A more long-range study in the mountains of western Europe shows a similar result. BBC news reports that scientists studied distributions of 171 plant species between 1905 and 2005 and found that, on average, populations have relocated their optimum ranges 29 meters higher in elevation each decade in response to climate change. Abstract: Lenoir et al. Science. 27 June 2008. 320(5884): 1768-1771.

Research Notes: Emerald Ash Borer found in Quebec

The Adirondack Park Invasive Plant Program sends word from the Canadian Food Inspection Agency (similar to our USDA APHIS) that the emerald ash borer (EAB) insect has been found in the Montérégie region of Quebec bordering northern New York State. Humans are the number one vector for spreading EAB through transport of infested nursery stock, lumber, firewood and mulch. After infestation, the canopies of infested ash trees are dead within two years. USDA APHIS gives an excellent background on EAB in North America.

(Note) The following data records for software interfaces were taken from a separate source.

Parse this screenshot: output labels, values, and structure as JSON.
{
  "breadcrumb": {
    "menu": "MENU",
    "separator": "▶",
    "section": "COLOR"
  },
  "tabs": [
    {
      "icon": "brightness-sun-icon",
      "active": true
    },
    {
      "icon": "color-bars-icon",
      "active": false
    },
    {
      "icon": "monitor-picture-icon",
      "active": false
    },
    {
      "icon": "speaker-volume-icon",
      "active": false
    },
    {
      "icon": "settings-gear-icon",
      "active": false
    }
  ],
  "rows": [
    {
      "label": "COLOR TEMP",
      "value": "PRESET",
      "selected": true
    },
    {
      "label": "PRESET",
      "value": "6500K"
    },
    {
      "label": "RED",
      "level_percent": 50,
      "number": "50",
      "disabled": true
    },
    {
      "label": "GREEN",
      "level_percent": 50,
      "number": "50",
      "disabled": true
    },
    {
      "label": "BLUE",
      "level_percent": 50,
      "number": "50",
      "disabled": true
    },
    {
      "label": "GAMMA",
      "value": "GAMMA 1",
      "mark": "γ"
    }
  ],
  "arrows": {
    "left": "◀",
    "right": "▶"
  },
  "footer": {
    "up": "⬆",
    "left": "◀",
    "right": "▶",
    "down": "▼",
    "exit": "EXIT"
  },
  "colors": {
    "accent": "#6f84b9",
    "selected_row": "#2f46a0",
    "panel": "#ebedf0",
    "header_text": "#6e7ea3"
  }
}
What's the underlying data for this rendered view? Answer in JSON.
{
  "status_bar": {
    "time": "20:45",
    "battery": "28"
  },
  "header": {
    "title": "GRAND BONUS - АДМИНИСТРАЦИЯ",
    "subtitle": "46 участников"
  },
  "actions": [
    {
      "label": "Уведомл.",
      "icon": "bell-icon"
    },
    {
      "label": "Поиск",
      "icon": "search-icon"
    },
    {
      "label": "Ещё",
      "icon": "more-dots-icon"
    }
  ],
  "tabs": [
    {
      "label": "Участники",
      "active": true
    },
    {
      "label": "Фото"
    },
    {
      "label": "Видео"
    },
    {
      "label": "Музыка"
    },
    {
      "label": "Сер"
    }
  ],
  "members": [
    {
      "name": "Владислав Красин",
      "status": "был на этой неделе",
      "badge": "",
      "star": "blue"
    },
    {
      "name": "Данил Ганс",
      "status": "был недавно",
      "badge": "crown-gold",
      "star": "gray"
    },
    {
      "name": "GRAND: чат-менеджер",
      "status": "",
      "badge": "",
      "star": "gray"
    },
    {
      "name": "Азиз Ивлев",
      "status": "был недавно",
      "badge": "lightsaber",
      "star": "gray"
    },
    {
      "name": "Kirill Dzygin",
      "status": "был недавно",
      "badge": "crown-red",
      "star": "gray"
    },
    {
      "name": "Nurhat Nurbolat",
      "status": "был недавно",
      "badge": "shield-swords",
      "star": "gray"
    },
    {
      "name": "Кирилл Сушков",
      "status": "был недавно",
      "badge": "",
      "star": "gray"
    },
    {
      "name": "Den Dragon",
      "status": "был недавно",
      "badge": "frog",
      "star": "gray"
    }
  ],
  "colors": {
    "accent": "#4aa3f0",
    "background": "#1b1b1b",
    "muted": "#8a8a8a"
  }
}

Research Notes: Content analysis and environmental dispute resolution

The use of content analysis - a popular tool among social scientists - is now being used in applied ecology to help in environmental dispute resolution. A June 18th article in Science Daily outlines "... how content analysis allows differences in focus between stakeholder groups to be highlighted in a quantitatively rigorous way, and that this can encourage a dialogue to develop in which all stakeholders are at least addressing the same issues." Researchers from the University of Sheffield and the University of York applied the technique to the analysis of controversial plans to manage introduced species in Scotland. Might this work have extensions in the Adirondacks?

The full article in Science Daily is available at:

Research Notes: New web-based forest threats tool

Earlier this year the USDA Forest Service launched a web-based tool for viewing forest threats and connecting to current forest health research throughout the eastern United States. Environmental threats to forests include insects, diseases, invasive plants, climate change, wildland fire, and loss of open space. The tool is accessible through the Eastern Forest Environmental Threat Assessment Center. Also see a short article from the January 2 issue of Science Daily. The center also publishes the quarterly Forest ThreatNet newsletter.